Dataset records

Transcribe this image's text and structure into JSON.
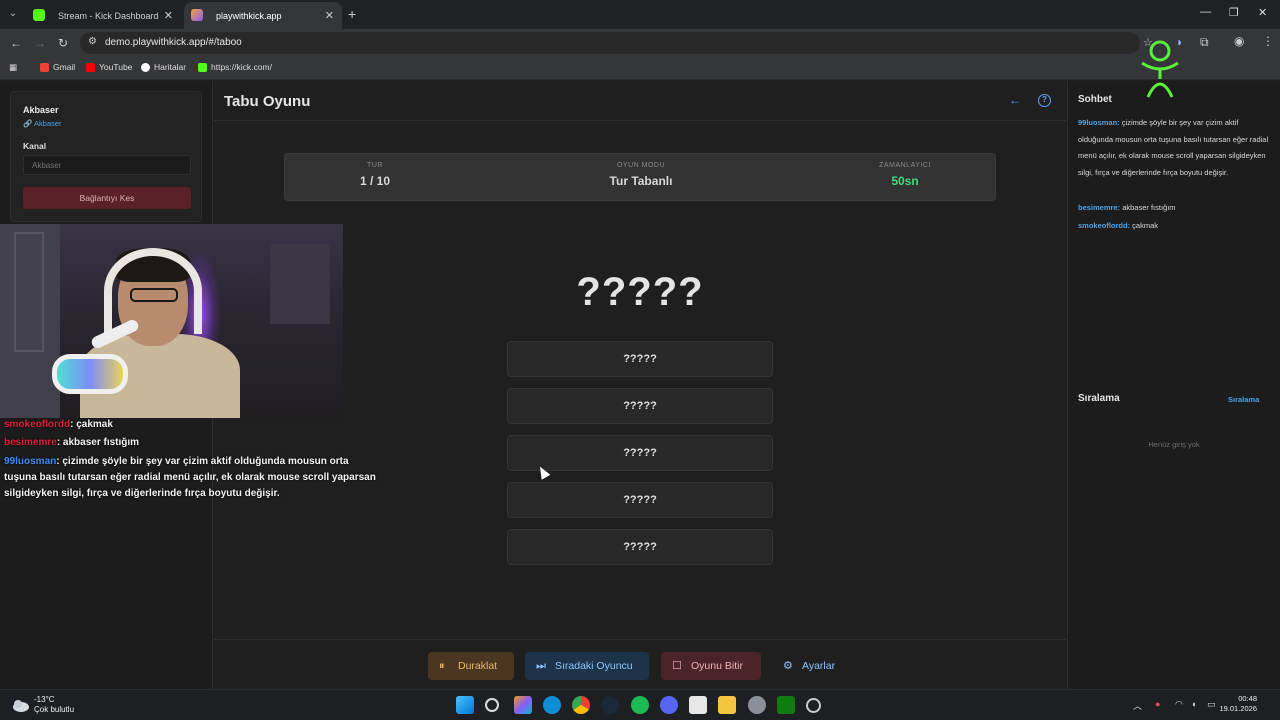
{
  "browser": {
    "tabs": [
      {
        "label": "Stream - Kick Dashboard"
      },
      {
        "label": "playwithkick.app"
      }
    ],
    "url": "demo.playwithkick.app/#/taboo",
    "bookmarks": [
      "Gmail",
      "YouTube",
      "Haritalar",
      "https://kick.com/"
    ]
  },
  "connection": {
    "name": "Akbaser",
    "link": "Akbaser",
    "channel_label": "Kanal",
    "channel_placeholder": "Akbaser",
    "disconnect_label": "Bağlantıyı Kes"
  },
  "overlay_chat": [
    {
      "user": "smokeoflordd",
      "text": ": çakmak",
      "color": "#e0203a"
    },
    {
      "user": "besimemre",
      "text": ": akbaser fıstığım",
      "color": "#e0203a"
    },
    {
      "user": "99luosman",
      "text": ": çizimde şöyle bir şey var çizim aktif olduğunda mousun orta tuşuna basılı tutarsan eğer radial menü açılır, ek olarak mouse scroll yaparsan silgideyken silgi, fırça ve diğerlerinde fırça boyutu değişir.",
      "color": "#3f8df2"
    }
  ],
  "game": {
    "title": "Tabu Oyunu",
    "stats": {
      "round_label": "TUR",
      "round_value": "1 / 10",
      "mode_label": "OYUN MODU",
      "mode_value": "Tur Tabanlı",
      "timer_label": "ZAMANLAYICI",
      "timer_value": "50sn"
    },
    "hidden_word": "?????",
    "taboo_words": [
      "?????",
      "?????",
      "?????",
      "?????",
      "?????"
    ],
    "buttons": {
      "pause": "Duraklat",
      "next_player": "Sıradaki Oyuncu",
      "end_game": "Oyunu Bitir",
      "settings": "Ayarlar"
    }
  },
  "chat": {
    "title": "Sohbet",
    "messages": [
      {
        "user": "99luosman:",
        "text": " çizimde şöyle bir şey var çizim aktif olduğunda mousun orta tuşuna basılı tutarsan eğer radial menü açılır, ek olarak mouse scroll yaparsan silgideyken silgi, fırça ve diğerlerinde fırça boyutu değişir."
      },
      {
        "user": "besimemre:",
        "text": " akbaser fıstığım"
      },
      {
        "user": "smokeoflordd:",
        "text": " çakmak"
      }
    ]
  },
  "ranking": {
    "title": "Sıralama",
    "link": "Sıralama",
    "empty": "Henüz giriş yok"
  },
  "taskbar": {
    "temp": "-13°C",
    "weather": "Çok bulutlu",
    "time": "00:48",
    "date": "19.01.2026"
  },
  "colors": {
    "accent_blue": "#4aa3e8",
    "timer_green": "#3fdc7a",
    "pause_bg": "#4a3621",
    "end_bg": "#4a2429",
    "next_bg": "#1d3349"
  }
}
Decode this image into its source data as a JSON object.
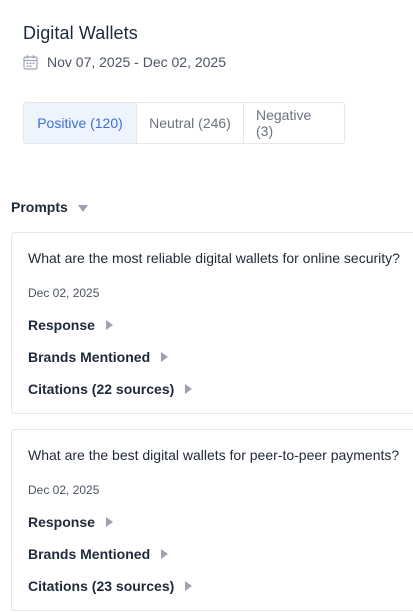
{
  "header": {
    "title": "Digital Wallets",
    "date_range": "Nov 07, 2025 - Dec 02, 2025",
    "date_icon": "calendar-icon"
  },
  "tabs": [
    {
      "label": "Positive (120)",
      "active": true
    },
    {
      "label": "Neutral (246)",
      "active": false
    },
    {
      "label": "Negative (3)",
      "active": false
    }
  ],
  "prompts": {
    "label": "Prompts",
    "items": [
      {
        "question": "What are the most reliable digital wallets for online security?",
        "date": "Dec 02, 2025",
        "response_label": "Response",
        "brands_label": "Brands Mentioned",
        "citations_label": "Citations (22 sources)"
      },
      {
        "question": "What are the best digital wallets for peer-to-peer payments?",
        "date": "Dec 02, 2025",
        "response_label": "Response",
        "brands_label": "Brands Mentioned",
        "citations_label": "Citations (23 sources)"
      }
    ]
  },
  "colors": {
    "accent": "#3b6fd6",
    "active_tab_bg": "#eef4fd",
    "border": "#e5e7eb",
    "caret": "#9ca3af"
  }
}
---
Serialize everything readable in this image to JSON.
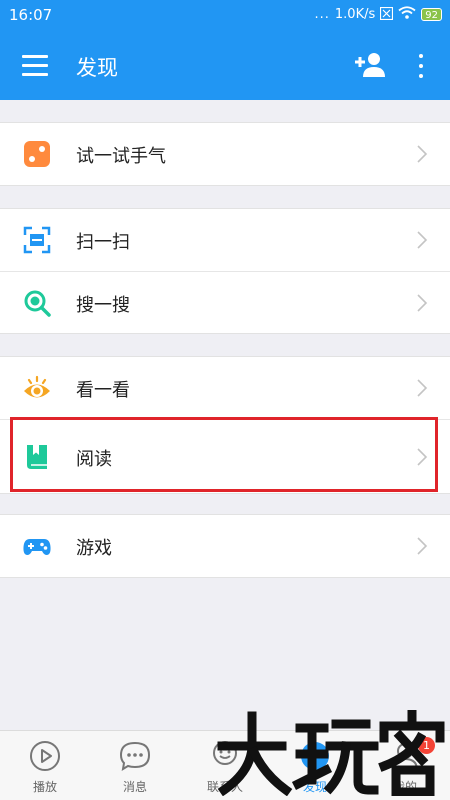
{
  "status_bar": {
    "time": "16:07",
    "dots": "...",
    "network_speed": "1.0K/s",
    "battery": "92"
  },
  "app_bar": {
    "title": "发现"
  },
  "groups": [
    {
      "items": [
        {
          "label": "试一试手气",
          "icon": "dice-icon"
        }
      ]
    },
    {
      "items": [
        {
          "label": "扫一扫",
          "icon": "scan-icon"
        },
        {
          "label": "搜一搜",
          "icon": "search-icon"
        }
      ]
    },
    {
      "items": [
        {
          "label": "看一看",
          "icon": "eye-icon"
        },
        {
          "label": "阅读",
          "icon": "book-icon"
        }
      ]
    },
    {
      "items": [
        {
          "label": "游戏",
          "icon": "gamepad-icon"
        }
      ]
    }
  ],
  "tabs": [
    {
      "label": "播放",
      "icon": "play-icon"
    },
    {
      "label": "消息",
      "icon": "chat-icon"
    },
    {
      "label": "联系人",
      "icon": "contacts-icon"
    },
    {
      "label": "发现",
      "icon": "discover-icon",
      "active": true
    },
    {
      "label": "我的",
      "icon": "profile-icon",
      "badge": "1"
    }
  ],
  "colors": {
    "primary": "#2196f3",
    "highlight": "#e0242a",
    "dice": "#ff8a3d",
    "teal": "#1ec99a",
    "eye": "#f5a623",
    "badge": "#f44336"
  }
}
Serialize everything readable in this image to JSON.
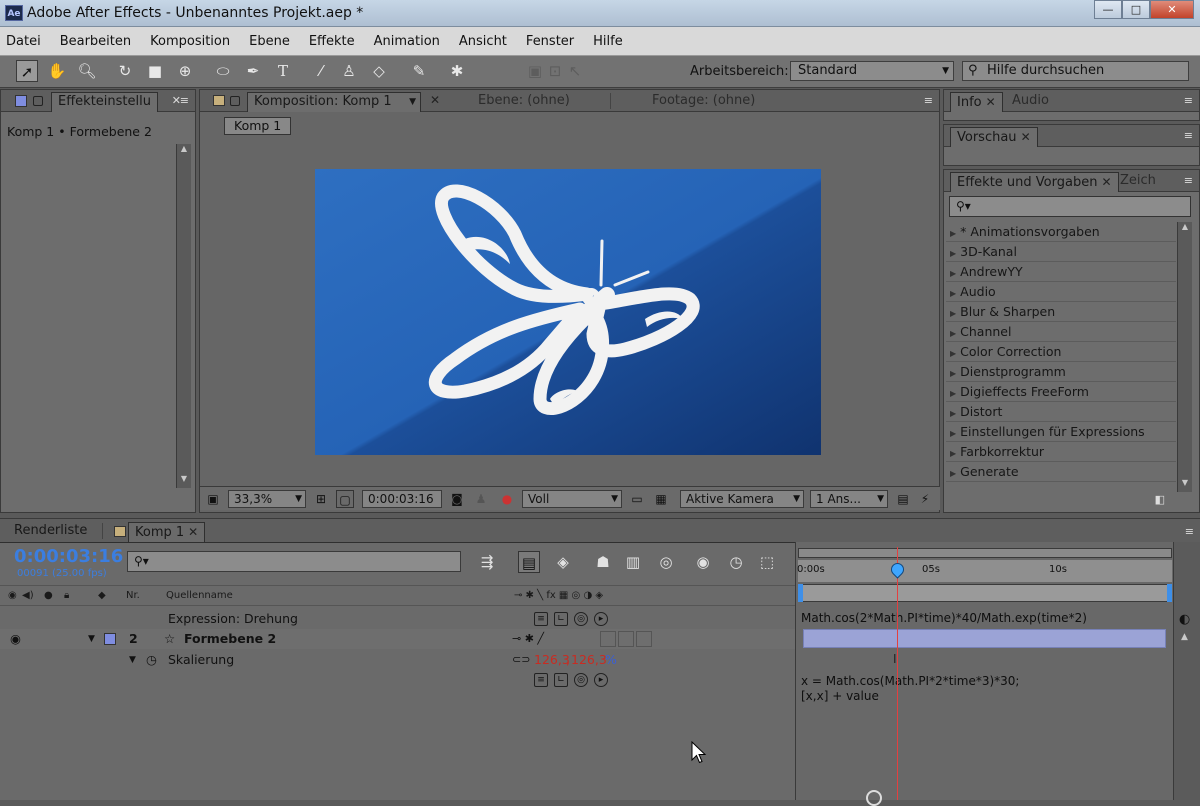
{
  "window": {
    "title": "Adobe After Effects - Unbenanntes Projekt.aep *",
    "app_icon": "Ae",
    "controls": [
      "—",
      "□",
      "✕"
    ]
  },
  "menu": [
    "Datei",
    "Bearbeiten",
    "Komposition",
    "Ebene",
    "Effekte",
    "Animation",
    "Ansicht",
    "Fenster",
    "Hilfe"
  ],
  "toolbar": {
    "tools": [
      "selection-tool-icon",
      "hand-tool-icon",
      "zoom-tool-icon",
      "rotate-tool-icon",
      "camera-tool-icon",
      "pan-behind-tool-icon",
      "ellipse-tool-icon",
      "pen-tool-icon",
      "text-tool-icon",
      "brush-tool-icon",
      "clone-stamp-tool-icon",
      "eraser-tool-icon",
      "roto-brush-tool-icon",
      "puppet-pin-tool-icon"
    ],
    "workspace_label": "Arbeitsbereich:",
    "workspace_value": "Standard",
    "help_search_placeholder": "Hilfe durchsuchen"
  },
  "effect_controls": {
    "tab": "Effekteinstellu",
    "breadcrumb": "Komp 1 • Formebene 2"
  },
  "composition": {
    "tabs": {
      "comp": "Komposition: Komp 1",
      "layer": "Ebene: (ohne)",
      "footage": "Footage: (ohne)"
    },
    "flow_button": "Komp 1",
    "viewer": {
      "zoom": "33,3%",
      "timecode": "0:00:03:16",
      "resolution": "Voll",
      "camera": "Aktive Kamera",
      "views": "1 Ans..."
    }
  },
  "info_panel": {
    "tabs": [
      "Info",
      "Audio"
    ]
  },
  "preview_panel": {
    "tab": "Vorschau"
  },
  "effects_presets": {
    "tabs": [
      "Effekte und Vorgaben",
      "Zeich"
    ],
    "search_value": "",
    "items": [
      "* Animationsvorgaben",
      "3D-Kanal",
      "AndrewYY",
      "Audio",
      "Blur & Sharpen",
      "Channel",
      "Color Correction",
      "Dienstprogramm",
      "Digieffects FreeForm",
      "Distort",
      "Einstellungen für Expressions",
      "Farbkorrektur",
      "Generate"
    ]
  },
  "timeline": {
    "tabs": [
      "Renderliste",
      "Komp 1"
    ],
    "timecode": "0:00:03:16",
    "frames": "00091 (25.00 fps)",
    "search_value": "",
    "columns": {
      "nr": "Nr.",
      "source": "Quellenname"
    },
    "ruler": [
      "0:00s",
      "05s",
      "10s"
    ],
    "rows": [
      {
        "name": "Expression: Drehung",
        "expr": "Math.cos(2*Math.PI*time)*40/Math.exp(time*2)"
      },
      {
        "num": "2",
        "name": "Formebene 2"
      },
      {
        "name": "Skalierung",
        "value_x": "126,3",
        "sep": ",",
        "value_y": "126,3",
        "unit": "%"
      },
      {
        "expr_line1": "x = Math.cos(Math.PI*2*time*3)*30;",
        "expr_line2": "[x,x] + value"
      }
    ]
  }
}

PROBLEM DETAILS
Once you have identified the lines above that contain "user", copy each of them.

RESPONSE
      "user": "smokeoflordd",
      "user": "besimemre",
      "user": "99luosman",
        "user": "99luosman:",
        "user": "besimemre:",
        "user": "smokeoflordd:",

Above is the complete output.